God is Good, So Worship Him No Matter What
The dream I had was vivid and clear. A natural disaster had destroyed the church building in an impoverished nation where the believers are often persecuted. Yet in the midst of the rubble, they gathered together to worship God. Whatever the cause of the storm that tore up their building, God remained good and worthy of worship.
When I woke up from the dream, there was only one thing I could do: Sit down and write this article.
Worship and Give Thanks
To be sure, what I dreamt about has happened many a time over the years. Believers have joined together in the midst of terrible loss and worshiped. They have suffered great pain and had something (or someone) precious taken from them. Yet with heavy hearts, they lifted their heads to heaven, they lifted their voices to heaven, and they worshiped God.
Whatever (or whoever) caused their pain. Whatever (or whoever) was behind their suffering. Whatever the explanation might be, one thing was sure. God remains good. The heavenly Father remains faithful. Jesus remains the same. They will therefore worship and give thanks.
After years of study, writing, editing, and rewriting, I have just finished a commentary on Job, due out in fall 2019.
The Book of Job
Job is a book of majesty and a book of mystery. It is a book with many challenges for the commentator, from the difficulty in translating many verses to the difficulty in understanding many verses to the difficulty in applying those verses to believers today. What an incredible book!
But there are many lessons emerging from Job that are simple, clear, and powerful.
We Don’t Always Get Answers
One of the lessons is that Job does not get answers to his questions. He never finds out about the adversary (Satan) who killed his children and his servants, pillaged his goods, and struck him with a horrific sickness. And he never finds out why God allowed the adversary to do this, even orchestrating it on a certain level. Why, why, why?
But Job does receive a fresh revelation of the Lord in His extraordinary goodness, a God of life and beauty, not a God of death and destruction. And that is more than enough.
Job puts his hand over his mouth, repents of the ugly charges he brought against the Lord, and worships.
And note this: He worships when his body is still covered with painful, itching boils. When he is still in agony over the loss of his 10 children. When he still has no evidence that his situation will change at all. No matter what, he will worship. God remains good.
A Sudden Loss
This past Friday night (December 28, 2018), Nancy and I were sitting with some dear friends of ours, Gary and Cindy Panepinto.

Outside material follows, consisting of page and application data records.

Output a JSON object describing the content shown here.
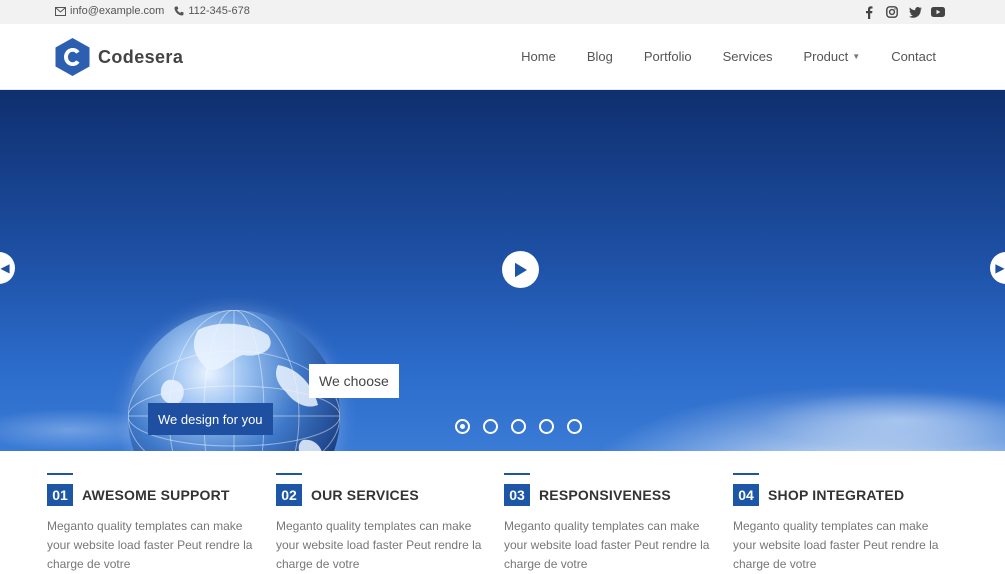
{
  "topbar": {
    "email": "info@example.com",
    "phone": "112-345-678",
    "social_icons": [
      "facebook-icon",
      "instagram-icon",
      "twitter-icon",
      "youtube-icon"
    ]
  },
  "header": {
    "brand": "Codesera",
    "nav": [
      "Home",
      "Blog",
      "Portfolio",
      "Services",
      "Product",
      "Contact"
    ]
  },
  "hero": {
    "caption_top": "We choose",
    "caption_bottom": "We design for you",
    "slides": 5,
    "active_slide": 1
  },
  "features": [
    {
      "num": "01",
      "title": "AWESOME SUPPORT",
      "desc": "Meganto quality templates can make your website load faster Peut rendre la charge de votre"
    },
    {
      "num": "02",
      "title": "OUR SERVICES",
      "desc": "Meganto quality templates can make your website load faster Peut rendre la charge de votre"
    },
    {
      "num": "03",
      "title": "RESPONSIVENESS",
      "desc": "Meganto quality templates can make your website load faster Peut rendre la charge de votre"
    },
    {
      "num": "04",
      "title": "SHOP INTEGRATED",
      "desc": "Meganto quality templates can make your website load faster Peut rendre la charge de votre"
    }
  ],
  "colors": {
    "accent": "#1e56a7",
    "topbar_bg": "#f2f2f2",
    "text_dark": "#333333",
    "text_muted": "#777777"
  }
}
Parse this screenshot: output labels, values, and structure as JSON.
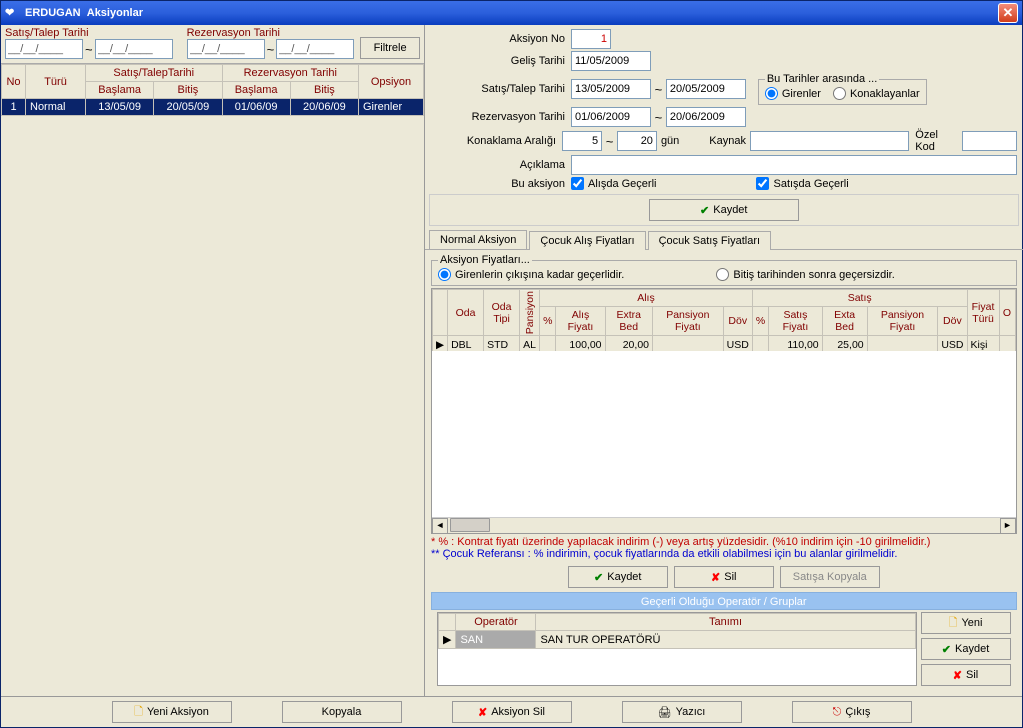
{
  "title_app": "ERDUGAN",
  "title_sub": "Aksiyonlar",
  "filters": {
    "satis_label": "Satış/Talep Tarihi",
    "rezerv_label": "Rezervasyon Tarihi",
    "date_mask": "__/__/____",
    "filtrele": "Filtrele"
  },
  "left_grid": {
    "headers": [
      "No",
      "Türü",
      "Satış/TalepTarihi",
      "Rezervasyon Tarihi",
      "Opsiyon"
    ],
    "sub": [
      "Başlama",
      "Bitiş",
      "Başlama",
      "Bitiş"
    ],
    "row": [
      "1",
      "Normal",
      "13/05/09",
      "20/05/09",
      "01/06/09",
      "20/06/09",
      "Girenler"
    ]
  },
  "form": {
    "aksiyon_no_lbl": "Aksiyon No",
    "aksiyon_no": "1",
    "gelis_lbl": "Geliş Tarihi",
    "gelis": "11/05/2009",
    "satis_lbl": "Satış/Talep Tarihi",
    "satis1": "13/05/2009",
    "satis2": "20/05/2009",
    "rezerv_lbl": "Rezervasyon Tarihi",
    "rez1": "01/06/2009",
    "rez2": "20/06/2009",
    "konak_lbl": "Konaklama Aralığı",
    "k1": "5",
    "k2": "20",
    "gun": "gün",
    "dates_box": "Bu Tarihler arasında ...",
    "girenler": "Girenler",
    "konak": "Konaklayanlar",
    "kaynak_lbl": "Kaynak",
    "ozelkod_lbl": "Özel Kod",
    "aciklama_lbl": "Açıklama",
    "buaksiyon": "Bu aksiyon",
    "alista": "Alışda Geçerli",
    "satista": "Satışda Geçerli",
    "kaydet": "Kaydet"
  },
  "tabs": {
    "normal": "Normal Aksiyon",
    "cocuk_alis": "Çocuk Alış Fiyatları",
    "cocuk_satis": "Çocuk Satış Fiyatları"
  },
  "price_section": {
    "title": "Aksiyon Fiyatları...",
    "r1": "Girenlerin çıkışına kadar geçerlidir.",
    "r2": "Bitiş tarihinden sonra geçersizdir.",
    "h": {
      "oda": "Oda",
      "odatipi": "Oda Tipi",
      "pansiyon": "Pansiyon",
      "alis": "Alış",
      "satis": "Satış",
      "pct": "%",
      "alisfiyat": "Alış Fiyatı",
      "extrabed": "Extra Bed",
      "panfiyat": "Pansiyon Fiyatı",
      "dov": "Döv",
      "satisfiyat": "Satış Fiyatı",
      "extabed": "Exta Bed",
      "fiyatturu": "Fiyat Türü",
      "o": "O"
    },
    "row": {
      "oda": "DBL",
      "odatipi": "STD",
      "pansiyon": "AL",
      "alis_fiyat": "100,00",
      "alis_extra": "20,00",
      "alis_dov": "USD",
      "satis_fiyat": "110,00",
      "satis_exta": "25,00",
      "satis_dov": "USD",
      "fiyatturu": "Kişi"
    }
  },
  "notes": {
    "l1_prefix": "* % : ",
    "l1": "Kontrat fiyatı üzerinde yapılacak indirim (-) veya artış  yüzdesidir. (%10 indirim için -10 girilmelidir.)",
    "l2_prefix": "** Çocuk Referansı : ",
    "l2": "% indirimin, çocuk fiyatlarında da etkili olabilmesi için bu alanlar girilmelidir."
  },
  "buttons": {
    "kaydet": "Kaydet",
    "sil": "Sil",
    "satisa": "Satışa Kopyala"
  },
  "op_section": {
    "header": "Geçerli Olduğu Operatör / Gruplar",
    "h_op": "Operatör",
    "h_tanim": "Tanımı",
    "row_op": "SAN",
    "row_tanim": "SAN TUR OPERATÖRÜ",
    "yeni": "Yeni",
    "kaydet": "Kaydet",
    "sil": "Sil"
  },
  "toolbar": {
    "yeni": "Yeni Aksiyon",
    "kopyala": "Kopyala",
    "sil": "Aksiyon Sil",
    "yazici": "Yazıcı",
    "cikis": "Çıkış"
  }
}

They are senior members of our ministry team, and we were talking about the sudden death of Caleb, one of our team members, on December 21. He was just 23 years old. (See here for my tribute to him.)
We’ve known Gary and Cindy since 1983, and we agonized with them in 1998 when they lost their younger son, Scott, at the age of 13, the victim of a freak boating accident.
If anyone could relate to what Caleb’s parents were going through, it is Gary and Cindy.
Scott was one of the godliest kids I have ever known, a young teen who loved the Lord and honored his parents. Yet he was taken suddenly in July 1998.
A father had taken Scott out, along with two other boys and his own son, for some fun on jet skis. They did this on a week day so that there were no other boats or jet skis anywhere around them. And when the two jet skis crashed, the other three boys were not hurt at all while Scott was instantly killed. Why, why, why?
God is Good and Worthy of Worship
Yet in all these years — including in the immediate aftermath of Scott’s death — Gary and Cindy never wavered in their faith. They knew God remained good. And they knew He was worthy of worship.
Of course, they agonized over Scott’s loss. Of course, they shed many tears. Of course, they miss him to this day. Yet they also know the Lord, and they know Scott is with him. And that is more than enough.
Cindy reminded us of Exodus 20, the Ten Commandments, which teach that children who honor their parents will live long lives. This is something that Paul also quoted and reemphasized. (See Exodus 20:12; Ephesians 6:1-3.) Shouldn’t Scott still be alive?
The very morning he died, Cindy spoke words from Scripture over him (and his older brother Adam) in prayer, saying to the Father that she had no greater joy than to know that her children were walking in truth (see 3 John 3).
Against that backdrop, how do you explain Scott leaving this world at the age of 13? How do you explain it happening in a freak accident that took place under the watchful eyes of a safety-minded father?
Eyewitnesses to His Faithfulness
To this day, Gary and Cindy don’t have an answer to these questions. But they don’t need one. They love God, they know He is good, and they are eyewitnesses to His faithfulness. So they worship Him today, even as they comforted mourners coming to comfort them in July 2018. (I saw this with my own eyes.)
As Gary said to me last night — with vigor and confidence, “when the Scripture says that ‘all things work together for good to them who love God and are called according to His purpose’ (Rom 8:28), it means ‘all things,’ including the death of your son.” That’s a word for all of us.
Light in the Darkness
And so, no matter what you’re going through right now, no matter how great the pain or the loss, take a moment to worship God. He remains good, and He remains worthy of your praise. His light will shine through the darkness.